- Sometimes, without even thinking about it, I just get in the car and drive somewhere after drinking.
- It is hard to avoid drinking and driving.
- Religion is not at all important to me in helping me with everyday life.
- Sometimes I have to drive somewhere even after I have been drinking.
Pretests indicated moderate levels of disagreement with the statements, while the two-month follow-up mean values indicated strong disagreement with the statements.
- The VIP component did not contribute to the overall impact of the program. Among program participants, there were no differences between VIP and non-VIP groups. However, the length of the VIPs was small (two to three hours) compared with the larger anti-DWI components (approximately 200 hours). Thus, this finding may in part be due to the strong effects of the larger program, which tended to swamp the effects of the VIPs.
An article by project staff on the effect of the MADD VIP presentations appeared in the Journal of Studies on Alcohol.
AFTER THE GRANT
Using data from this project, the grantee organization obtained funding from the National Institute on Alcohol Abuse and Alcoholism for a long-range study to provide definitive data on the program's effects. RWJF also funded dissemination to primary care physicians (see Grant Results on ID# 029466) and to pediatricians, obstetricians/gynecologists, female physicians, nurses, and cardio pulmonary specialists (see Grant Results on all of these grants).
GRANT DETAILS & CONTACT INFORMATION
Evaluation of a Drunk-driving Prevention Program for First-time Offenders
The University of New Mexico (UNM) (Albuquerque, NM)
Dates: October 1996 to March 1999
W. Gill Woodall, Ph.D.
(Current as of date of this report; as provided by grantee organization; not verified by RWJF; items not available from RWJF.)

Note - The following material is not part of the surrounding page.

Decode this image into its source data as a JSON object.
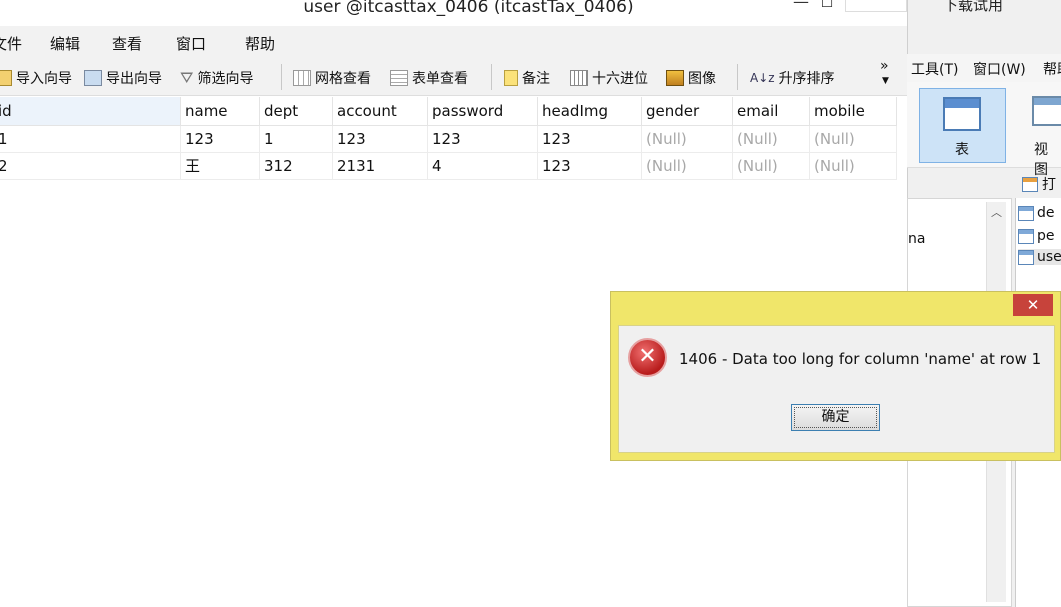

Kunitz S, Woodall WG, Zhao H, Wheeler D, Lillis R, and Rogers EM. "Re-arrest Rates After Incarceration for DWI: A Comparative Study in a Southwestern County." American Journal of Public Health, 92(11): 18261831, 2002. Abstract available online.
Polacsek M, Rogers EM, Woodall WG, Delaney H, Wheeler D, and Rao N. "MADD Victim Impact Panels and Stages-of-Change in Drunk-Driving Prevention." Journal of Studies on Alcohol, 62(3): 344350, 2001. Abstract available online.
Report prepared by: Janet Spencer King
Reviewed by: Kelsey Menehan
Reviewed by: Molly McKaughan
Program Officer: James R. Knickman